WHAT THE EXERCISE ASKS:
Set out each line from the following listing that includes the word "Eksport".
━━━━━ PROVIDED INFORMATION ━━━━━
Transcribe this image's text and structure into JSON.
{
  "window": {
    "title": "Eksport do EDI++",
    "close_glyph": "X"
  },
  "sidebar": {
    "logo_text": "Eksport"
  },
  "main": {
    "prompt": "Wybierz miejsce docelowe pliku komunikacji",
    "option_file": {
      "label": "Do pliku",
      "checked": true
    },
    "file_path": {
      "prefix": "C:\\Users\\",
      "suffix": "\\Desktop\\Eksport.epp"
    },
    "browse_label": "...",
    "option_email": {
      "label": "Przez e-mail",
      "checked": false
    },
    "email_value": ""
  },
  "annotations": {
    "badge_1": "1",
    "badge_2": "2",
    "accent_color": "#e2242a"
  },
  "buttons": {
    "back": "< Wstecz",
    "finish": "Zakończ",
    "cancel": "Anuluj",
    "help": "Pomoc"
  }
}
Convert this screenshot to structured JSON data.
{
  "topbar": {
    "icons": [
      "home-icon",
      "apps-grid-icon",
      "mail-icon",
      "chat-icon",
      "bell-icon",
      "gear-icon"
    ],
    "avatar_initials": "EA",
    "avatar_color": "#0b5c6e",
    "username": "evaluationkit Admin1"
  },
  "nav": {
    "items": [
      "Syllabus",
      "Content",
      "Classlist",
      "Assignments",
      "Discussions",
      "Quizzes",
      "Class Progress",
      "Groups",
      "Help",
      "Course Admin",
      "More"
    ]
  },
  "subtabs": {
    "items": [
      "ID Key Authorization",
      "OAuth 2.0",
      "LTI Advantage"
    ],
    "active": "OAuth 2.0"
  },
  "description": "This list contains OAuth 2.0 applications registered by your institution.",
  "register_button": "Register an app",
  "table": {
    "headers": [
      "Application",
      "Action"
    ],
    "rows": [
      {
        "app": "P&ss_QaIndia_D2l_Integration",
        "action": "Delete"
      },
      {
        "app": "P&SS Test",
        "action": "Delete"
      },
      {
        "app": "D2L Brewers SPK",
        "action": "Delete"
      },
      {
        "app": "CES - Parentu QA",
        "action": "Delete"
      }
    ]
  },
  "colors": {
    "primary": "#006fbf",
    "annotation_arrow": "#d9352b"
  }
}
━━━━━
ANSWER SPACE:
    "title": "Eksport do EDI++",
    "logo_text": "Eksport"
      "suffix": "\\Desktop\\Eksport.epp"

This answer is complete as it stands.